Get to know Renato Ventura

Renato VenturaRenato Ventura was born in Syracuse on the island of Sicily in Italy, overlooking the ocean. He grew up there and became a journalist, a career he continued for eight years. While Americans vacation in Italy to eat, relax and sight-see, Renato vacationed in America, Connecticut to be exact, and met a professor who convinced him to go back to school.

Renato moved permanently to the United States in 1999. Soon after, he earned his Bachelor's degree in English at Trinity College in Hartford CT, spent a year studying abroad in Rome, and earned his Ph.D., also at the University of Connecticut. In 2010, Renato found the University of Dayton.

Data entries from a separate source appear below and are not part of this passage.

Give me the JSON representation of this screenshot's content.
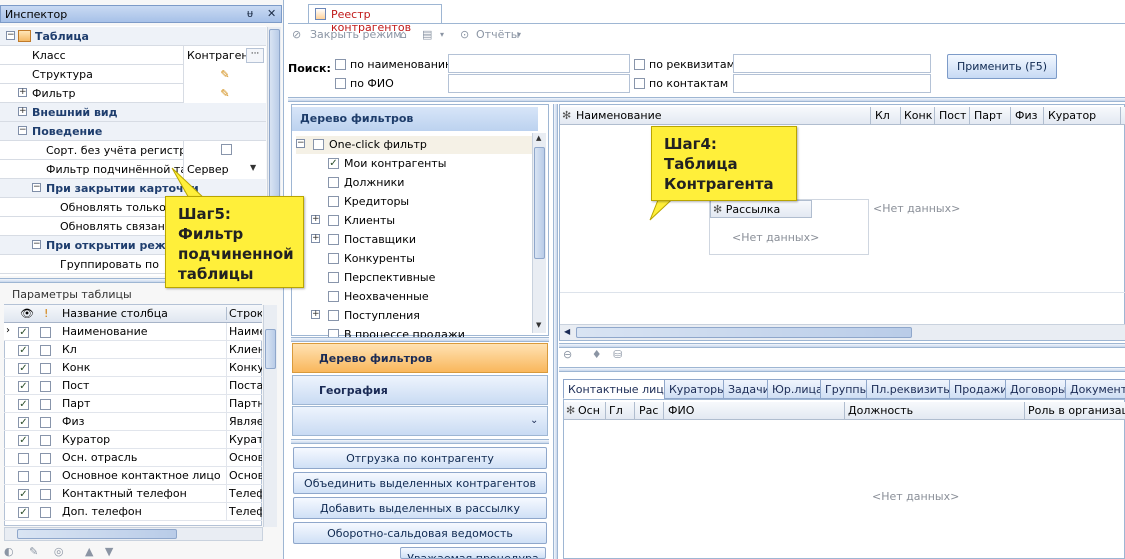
{
  "inspector": {
    "title": "Инспектор",
    "pin_icon": "ᵾ",
    "close_icon": "✕",
    "rows": [
      {
        "label": "Таблица",
        "type": "category"
      },
      {
        "label": "Класс",
        "value": "Контрагент",
        "more": "···"
      },
      {
        "label": "Структура",
        "value": "✎"
      },
      {
        "label": "Фильтр",
        "value": "✎"
      },
      {
        "label": "Внешний вид",
        "type": "category"
      },
      {
        "label": "Поведение",
        "type": "category"
      },
      {
        "label": "Сорт. без учёта регистра"
      },
      {
        "label": "Фильтр подчинённой та...",
        "value": "Сервер"
      },
      {
        "label": "При закрытии карточки",
        "type": "category"
      },
      {
        "label": "Обновлять только те"
      },
      {
        "label": "Обновлять связанны"
      },
      {
        "label": "При открытии режима",
        "type": "category"
      },
      {
        "label": "Группировать по"
      }
    ]
  },
  "params": {
    "title": "Параметры таблицы",
    "header": {
      "name": "Название столбца",
      "string": "Строка"
    },
    "rows": [
      {
        "name": "Наименование",
        "string": "Наимен",
        "c1": true,
        "c2": false
      },
      {
        "name": "Кл",
        "string": "Клиент",
        "c1": true,
        "c2": false
      },
      {
        "name": "Конк",
        "string": "Конкур",
        "c1": true,
        "c2": false
      },
      {
        "name": "Пост",
        "string": "Постав",
        "c1": true,
        "c2": false
      },
      {
        "name": "Парт",
        "string": "Партне",
        "c1": true,
        "c2": false
      },
      {
        "name": "Физ",
        "string": "Являет",
        "c1": true,
        "c2": false
      },
      {
        "name": "Куратор",
        "string": "Куратор",
        "c1": true,
        "c2": false
      },
      {
        "name": "Осн. отрасль",
        "string": "Основн",
        "c1": false,
        "c2": false
      },
      {
        "name": "Основное контактное лицо",
        "string": "Основн",
        "c1": false,
        "c2": false
      },
      {
        "name": "Контактный телефон",
        "string": "Телефо",
        "c1": true,
        "c2": false
      },
      {
        "name": "Доп. телефон",
        "string": "Телефо",
        "c1": true,
        "c2": false
      }
    ]
  },
  "callouts": {
    "step5": "Шаг5: Фильтр подчиненной таблицы",
    "step4": "Шаг4: Таблица Контрагента"
  },
  "tab": {
    "label": "Реестр контрагентов"
  },
  "toolbar": {
    "close_mode": "Закрыть режим",
    "reports": "Отчёты"
  },
  "search": {
    "label": "Поиск:",
    "by_name": "по наименованию",
    "by_fio": "по ФИО",
    "by_requisites": "по реквизитам",
    "by_contacts": "по контактам",
    "apply": "Применить (F5)"
  },
  "filter_tree": {
    "title": "Дерево фильтров",
    "items": [
      {
        "label": "One-click фильтр",
        "checked": false,
        "expander": "minus"
      },
      {
        "label": "Мои контрагенты",
        "checked": true
      },
      {
        "label": "Должники",
        "checked": false
      },
      {
        "label": "Кредиторы",
        "checked": false
      },
      {
        "label": "Клиенты",
        "checked": false,
        "expander": "plus"
      },
      {
        "label": "Поставщики",
        "checked": false,
        "expander": "plus"
      },
      {
        "label": "Конкуренты",
        "checked": false
      },
      {
        "label": "Перспективные",
        "checked": false
      },
      {
        "label": "Неохваченные",
        "checked": false
      },
      {
        "label": "Поступления",
        "checked": false,
        "expander": "plus"
      },
      {
        "label": "В процессе продажи",
        "checked": false
      }
    ]
  },
  "nav": {
    "filter_tree": "Дерево фильтров",
    "geography": "География"
  },
  "actions": [
    "Отгрузка по контрагенту",
    "Объединить выделенных контрагентов",
    "Добавить выделенных в рассылку",
    "Оборотно-сальдовая ведомость",
    "Уважаемая процедура"
  ],
  "main_grid": {
    "columns": [
      "Наименование",
      "Кл",
      "Конк",
      "Пост",
      "Парт",
      "Физ",
      "Куратор"
    ],
    "no_data": "<Нет данных>",
    "mailing_label": "Рассылка",
    "mailing_no_data": "<Нет данных>"
  },
  "bottom_tabs": [
    "Контактные лица",
    "Кураторы",
    "Задачи",
    "Юр.лица",
    "Группы",
    "Пл.реквизиты",
    "Продажи",
    "Договоры",
    "Документы"
  ],
  "bottom_grid": {
    "columns": [
      "Осн",
      "Гл",
      "Рас",
      "ФИО",
      "Должность",
      "Роль в организации"
    ],
    "no_data": "<Нет данных>"
  }
}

"I arrived here and honestly, I was a little bit scared. Catholic? Marianist? Should I pray before I go in [for my interview]?" he said, chuckling. "Then, I had the most wonderful day at UD. Every person I met, they were so nice."

After that interview, boarding a plane back to Connecticut, Renato phoned a friend. "I don't know what it is, but I feel completely filled with positive energy," he said. "I knew I was in a good place."

He remembers that weekend interview, and how he joked to Dean Benson that he couldn't find a single thing wrong with the campus, but to perhaps give him a couple of years and the impression could change. Recently, Renato met with Dean Benson for breakfast and told him, "Dean, I've been here three years and I still haven't found anything wrong!"

Since his arrival three years ago, Renato has taught classes from beginner and advanced Italian, to Italian cinema, as well as Italian poets Dante and Bocaccio. He loves to teach and considers himself fortunate to have found the profession, after brief and unpleasant stints as a law student and a door-to-door encyclopedia salesman. From his beloved career in Italy as a journalist, Renato sees the move to teaching as a logical transition.

The same curiosity that inspired him in his radio and TV jobs now pushes him through the research he does in a branch of gender studies he calls "the study of masculinity."

"I've always had this curiosity about, 'What is a man? How do we define a man?'" he explained. His most current research examines four Italian writers and two Italian films, trying to understand "how the male identity or masculinity has been negotiated and redefined in the past 40 years."

Renato attends conferences, at least three each year, meeting new people and reconnecting with old friends and colleagues. With their help, his first book will be published in May.

Even outside of the classroom, it seems Renato can never escape his job. He created the UD Italian Club, and enjoys the film events they host each semester. He created an Italian show on the radio which airs every Wednesday, from 7 to 8 p.m., playing Italian music and interviewing his language students in Italian. Renato also hosts an "Italian table" each Wednesday at KU, where he sits with a little Italian flag and his students come and visit with him.

"If they need help with Italian, fine. If not, we can just talk and have lunch," he said.

Renato plays the trumpet, a hobby he anticipates returning to after he receives tenure. He adamantly insists entering the classroom is his greatest form of stress relief — Every time he goes in to teach a class, "I totally forget where I am, what I'm doing, all my problems" When looking for something to unwind with at home at night, he turns to video games. Yet, even while playing Lord of the Rings online, Renato still can't separate the activity from his passion for academia.

"I want, if possible, to create a video game for languages," he said, launching into a description of a video game concept he hopes to build using UD talent that would cater the study of languages to the video game generation. "I don't understand how Microsoft didn't think about it!" he laughed. "I think it would be absolutely successful."

Renato lives only five minutes from campus, in Oakwood. He makes himself fully available to his students at any time of any day. He enjoys frequenting the Oregon District, The Neon downtown, and Yellow Springs when he can get out there. "I'm looking forward to exploring more of Ohio," he said. He thoroughly enjoys his time here, both in the United States and right here on campus.

"The ocean is something that I miss," he said, remembering the view from his childhood window of the Ionian Sea. "But I made a promise to myself that if I ever miss my country, it means that I'm not in the right place, and I will pack up and go back. In 14 years, I have never missed my country. [UD is] a perfect campus," he continued. "Our students are great. And, my colleagues, they are fantastic."